China will be keeping a close eye on international iron ore price talks scheduled for this year, and hopes that prices will be fixed fairly to achieve a win-win result for producers and consumers, an official with the Chinese Ministry of Commerce said on Thursday.
"China will monitor the progress of iron ore price talks, and take legal measures if necessary to protect the interests of the country and Chinese companies," the official said.
Iron ore prices will influence the growth of the national economy and China's steel industry, which is currently faced with soaring production costs and declining profits. Another jump in prices will put an even larger strain on the industry.
China is against any monopolistic move in international trade.
According to statistics from the ministry, worldwide iron ore reserves are 140 billion tons. If 1.3 billion tons are mined each year, these reserves could last about another hundred years.
Supply and demand are currently in balance, said the ministry. In 2005, a total of 1.25 billion tons of iron ore was used to produce 780 million tons of pig iron. Global iron ore output was over 1.3 billion tons.
China, the largest steel producer in the world, has seen its iron ore imports rocket as its economy maintains nearly double-digit growth.
In 2005, China imported 43 percent of the world's total iron ore export or 275 million tons.
The ministry said China's surging iron ore trade not only brings profits to mining companies, but also benefits the economic growth of iron ore exporting countries and regions.
But some international companies, riding on their monopoly position in international trade, made unreasonably high profits by squeezing out other players.
The ministry said this violated the principles of fair trade and went against the healthy development of the global iron ore trade.
The National Development and Reform Commission (NDRC) is also highly concerned with the outcome of future iron ore price talks.

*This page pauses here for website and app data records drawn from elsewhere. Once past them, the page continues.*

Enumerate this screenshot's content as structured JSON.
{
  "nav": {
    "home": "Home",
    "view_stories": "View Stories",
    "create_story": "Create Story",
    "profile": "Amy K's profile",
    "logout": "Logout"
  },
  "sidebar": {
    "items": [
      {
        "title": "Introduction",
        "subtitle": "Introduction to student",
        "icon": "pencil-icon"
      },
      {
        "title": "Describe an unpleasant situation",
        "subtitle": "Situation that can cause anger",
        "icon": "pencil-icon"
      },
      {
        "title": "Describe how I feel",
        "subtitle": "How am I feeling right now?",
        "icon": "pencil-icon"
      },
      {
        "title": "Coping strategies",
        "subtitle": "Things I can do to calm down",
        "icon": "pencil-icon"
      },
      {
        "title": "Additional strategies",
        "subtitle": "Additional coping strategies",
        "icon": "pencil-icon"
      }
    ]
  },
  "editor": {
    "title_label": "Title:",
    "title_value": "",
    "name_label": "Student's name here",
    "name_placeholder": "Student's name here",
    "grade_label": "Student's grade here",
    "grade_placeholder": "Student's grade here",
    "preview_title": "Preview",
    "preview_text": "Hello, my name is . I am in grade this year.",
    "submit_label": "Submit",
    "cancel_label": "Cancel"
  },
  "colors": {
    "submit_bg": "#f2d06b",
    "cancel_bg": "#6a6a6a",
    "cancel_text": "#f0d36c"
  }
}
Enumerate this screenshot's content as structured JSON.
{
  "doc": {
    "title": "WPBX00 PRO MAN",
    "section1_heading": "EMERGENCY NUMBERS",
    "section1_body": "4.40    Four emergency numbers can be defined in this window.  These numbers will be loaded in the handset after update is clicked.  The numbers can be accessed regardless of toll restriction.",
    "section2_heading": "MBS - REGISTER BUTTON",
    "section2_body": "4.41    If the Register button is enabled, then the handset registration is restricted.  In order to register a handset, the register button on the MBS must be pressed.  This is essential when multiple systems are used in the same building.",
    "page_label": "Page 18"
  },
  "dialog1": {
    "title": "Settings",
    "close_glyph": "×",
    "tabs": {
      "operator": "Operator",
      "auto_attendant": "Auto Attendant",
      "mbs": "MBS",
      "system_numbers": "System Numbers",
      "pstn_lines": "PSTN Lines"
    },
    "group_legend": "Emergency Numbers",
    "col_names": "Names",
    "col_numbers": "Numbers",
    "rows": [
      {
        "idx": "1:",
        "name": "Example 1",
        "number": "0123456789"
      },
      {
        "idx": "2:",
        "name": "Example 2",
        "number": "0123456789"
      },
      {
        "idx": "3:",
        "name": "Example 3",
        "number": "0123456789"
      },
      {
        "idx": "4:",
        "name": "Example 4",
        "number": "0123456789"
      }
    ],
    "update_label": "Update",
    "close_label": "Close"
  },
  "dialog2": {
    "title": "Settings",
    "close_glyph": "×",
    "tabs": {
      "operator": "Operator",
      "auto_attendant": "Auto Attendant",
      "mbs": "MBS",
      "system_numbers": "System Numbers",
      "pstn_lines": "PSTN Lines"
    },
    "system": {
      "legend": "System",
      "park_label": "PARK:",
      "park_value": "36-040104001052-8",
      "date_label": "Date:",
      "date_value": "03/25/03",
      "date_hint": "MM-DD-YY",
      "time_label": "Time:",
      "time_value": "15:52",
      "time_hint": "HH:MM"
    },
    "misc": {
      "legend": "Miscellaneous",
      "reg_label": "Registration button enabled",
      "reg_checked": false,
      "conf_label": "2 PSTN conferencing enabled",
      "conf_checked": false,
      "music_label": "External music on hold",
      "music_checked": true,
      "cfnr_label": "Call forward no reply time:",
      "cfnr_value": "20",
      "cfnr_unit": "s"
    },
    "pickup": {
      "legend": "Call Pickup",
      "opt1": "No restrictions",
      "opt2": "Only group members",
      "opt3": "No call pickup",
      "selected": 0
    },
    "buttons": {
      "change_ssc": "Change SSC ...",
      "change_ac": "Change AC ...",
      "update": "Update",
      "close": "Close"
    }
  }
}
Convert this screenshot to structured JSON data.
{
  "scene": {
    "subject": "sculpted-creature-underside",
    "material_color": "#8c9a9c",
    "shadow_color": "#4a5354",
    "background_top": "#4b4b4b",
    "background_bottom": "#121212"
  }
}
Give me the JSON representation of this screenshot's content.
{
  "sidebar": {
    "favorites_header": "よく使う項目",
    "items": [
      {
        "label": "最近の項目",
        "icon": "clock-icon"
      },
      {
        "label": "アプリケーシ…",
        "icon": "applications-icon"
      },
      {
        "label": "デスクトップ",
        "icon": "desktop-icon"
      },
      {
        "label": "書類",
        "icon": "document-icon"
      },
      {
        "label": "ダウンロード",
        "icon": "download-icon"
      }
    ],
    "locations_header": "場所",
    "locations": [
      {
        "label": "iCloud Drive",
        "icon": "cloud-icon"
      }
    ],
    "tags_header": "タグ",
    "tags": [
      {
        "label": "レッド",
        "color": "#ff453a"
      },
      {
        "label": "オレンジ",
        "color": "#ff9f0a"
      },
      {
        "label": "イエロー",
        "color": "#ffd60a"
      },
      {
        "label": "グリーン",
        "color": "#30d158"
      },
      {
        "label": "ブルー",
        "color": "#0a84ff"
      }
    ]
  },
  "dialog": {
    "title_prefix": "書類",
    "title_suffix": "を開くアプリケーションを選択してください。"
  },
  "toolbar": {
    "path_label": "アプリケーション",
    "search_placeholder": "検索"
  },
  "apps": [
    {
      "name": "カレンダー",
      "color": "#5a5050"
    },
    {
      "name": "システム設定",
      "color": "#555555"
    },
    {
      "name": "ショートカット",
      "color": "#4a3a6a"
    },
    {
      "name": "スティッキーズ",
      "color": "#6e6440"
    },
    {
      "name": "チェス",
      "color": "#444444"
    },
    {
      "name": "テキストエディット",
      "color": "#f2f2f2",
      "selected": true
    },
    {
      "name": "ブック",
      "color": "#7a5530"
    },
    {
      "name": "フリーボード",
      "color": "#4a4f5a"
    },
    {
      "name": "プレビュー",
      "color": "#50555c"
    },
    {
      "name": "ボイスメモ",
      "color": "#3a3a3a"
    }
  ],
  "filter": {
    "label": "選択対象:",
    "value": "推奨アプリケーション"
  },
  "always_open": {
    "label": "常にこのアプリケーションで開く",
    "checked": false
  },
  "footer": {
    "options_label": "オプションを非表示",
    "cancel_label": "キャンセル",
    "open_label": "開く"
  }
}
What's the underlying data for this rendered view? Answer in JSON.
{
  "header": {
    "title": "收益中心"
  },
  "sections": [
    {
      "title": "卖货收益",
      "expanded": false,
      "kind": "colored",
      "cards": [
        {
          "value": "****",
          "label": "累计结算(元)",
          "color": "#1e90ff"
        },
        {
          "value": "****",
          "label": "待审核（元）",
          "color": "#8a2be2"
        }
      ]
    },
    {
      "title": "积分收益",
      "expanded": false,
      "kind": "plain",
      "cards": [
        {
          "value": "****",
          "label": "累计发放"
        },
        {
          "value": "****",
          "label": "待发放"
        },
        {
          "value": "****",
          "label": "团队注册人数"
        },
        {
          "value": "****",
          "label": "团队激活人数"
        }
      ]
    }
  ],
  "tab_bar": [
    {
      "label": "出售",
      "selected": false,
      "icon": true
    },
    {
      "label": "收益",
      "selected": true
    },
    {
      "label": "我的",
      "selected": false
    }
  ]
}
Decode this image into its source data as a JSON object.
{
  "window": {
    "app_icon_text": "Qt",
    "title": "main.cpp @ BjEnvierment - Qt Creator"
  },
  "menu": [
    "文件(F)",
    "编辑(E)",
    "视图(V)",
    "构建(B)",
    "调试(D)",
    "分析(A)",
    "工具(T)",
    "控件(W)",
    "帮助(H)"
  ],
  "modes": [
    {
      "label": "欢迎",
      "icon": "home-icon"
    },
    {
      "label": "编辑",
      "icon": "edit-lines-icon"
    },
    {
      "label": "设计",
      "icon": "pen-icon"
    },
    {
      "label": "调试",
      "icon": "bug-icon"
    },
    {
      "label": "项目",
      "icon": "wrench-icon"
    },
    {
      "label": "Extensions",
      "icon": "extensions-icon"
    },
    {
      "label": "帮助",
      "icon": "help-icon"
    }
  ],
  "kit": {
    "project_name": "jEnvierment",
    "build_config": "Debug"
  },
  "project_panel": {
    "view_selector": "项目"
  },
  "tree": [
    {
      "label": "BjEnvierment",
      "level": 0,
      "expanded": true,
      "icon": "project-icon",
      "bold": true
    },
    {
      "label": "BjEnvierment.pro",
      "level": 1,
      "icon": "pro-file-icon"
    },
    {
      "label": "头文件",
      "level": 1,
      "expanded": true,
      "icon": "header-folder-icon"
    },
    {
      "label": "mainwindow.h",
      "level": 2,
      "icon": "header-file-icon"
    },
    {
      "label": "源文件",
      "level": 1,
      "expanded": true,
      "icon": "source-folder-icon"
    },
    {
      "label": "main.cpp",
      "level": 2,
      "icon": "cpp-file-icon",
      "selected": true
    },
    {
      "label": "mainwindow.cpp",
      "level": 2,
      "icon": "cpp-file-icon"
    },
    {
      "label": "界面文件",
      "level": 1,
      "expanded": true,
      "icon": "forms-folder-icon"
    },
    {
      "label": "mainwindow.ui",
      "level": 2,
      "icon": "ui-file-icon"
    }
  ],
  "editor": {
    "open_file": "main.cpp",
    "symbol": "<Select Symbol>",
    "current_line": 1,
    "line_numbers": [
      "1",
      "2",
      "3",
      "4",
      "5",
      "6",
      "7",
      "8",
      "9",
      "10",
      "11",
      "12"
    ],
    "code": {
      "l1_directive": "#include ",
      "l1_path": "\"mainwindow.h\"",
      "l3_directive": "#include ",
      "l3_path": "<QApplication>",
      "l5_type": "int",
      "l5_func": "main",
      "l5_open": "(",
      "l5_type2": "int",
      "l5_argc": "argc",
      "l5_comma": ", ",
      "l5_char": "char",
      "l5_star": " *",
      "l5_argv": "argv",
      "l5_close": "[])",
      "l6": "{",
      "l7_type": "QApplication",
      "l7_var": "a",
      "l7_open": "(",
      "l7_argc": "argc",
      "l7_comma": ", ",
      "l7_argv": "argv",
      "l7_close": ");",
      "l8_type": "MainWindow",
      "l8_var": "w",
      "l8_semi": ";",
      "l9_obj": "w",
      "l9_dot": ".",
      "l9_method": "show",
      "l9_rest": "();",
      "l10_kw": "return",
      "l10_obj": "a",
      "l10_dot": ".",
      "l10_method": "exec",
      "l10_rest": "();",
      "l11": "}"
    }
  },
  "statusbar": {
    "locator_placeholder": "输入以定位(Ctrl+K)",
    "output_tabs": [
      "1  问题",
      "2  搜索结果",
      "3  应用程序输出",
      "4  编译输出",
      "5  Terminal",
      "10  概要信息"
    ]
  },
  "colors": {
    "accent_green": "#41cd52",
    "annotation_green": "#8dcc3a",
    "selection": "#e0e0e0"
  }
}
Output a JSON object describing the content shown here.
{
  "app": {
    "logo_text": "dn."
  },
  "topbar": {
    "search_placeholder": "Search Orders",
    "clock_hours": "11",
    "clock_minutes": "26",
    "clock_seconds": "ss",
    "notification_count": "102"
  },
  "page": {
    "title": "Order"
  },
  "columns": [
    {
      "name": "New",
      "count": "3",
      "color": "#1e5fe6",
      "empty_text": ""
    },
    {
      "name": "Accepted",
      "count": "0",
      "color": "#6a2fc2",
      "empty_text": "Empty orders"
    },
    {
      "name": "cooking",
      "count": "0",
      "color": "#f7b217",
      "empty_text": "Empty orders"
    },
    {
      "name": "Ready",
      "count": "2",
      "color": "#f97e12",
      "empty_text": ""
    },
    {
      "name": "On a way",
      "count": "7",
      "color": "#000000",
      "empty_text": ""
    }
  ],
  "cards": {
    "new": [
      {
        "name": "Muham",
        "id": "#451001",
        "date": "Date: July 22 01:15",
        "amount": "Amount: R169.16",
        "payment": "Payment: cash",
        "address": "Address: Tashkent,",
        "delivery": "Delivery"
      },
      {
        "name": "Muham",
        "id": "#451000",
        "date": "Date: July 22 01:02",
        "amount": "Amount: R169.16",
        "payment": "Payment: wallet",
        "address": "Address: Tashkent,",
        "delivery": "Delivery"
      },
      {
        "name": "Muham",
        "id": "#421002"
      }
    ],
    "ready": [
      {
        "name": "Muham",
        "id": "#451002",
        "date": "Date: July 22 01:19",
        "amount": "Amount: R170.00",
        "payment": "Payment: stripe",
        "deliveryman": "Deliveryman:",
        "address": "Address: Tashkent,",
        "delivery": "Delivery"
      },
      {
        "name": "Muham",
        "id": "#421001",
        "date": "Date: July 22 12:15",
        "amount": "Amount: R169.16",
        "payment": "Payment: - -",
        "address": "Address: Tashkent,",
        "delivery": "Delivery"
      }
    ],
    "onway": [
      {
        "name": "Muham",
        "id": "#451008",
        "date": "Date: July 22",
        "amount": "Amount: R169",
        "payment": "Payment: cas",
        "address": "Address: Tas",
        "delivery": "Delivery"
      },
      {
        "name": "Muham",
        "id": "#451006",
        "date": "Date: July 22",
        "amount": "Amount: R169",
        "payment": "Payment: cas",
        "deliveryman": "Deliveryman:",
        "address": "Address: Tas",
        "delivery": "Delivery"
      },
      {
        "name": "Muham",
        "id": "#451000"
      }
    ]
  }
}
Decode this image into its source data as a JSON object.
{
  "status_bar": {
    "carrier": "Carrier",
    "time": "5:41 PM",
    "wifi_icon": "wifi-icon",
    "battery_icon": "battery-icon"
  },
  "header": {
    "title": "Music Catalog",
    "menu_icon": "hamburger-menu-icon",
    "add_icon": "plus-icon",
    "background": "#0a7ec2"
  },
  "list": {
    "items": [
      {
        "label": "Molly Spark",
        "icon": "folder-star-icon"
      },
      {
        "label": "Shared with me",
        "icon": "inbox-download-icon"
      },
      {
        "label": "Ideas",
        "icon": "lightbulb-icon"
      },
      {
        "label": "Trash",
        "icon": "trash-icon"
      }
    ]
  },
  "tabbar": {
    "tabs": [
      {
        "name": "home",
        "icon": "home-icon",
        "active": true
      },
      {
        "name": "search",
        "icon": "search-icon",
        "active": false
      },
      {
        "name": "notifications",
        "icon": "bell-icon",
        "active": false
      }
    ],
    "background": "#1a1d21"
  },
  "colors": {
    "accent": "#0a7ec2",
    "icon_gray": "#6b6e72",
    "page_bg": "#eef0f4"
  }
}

According to its development policy, the NDRC will control steel output in 2006 by phasing out low-efficiency steel factories.
The move is expected to cut China's iron ore demand by 60 millions tons.
(Xinhua News Agency March 17, 2006)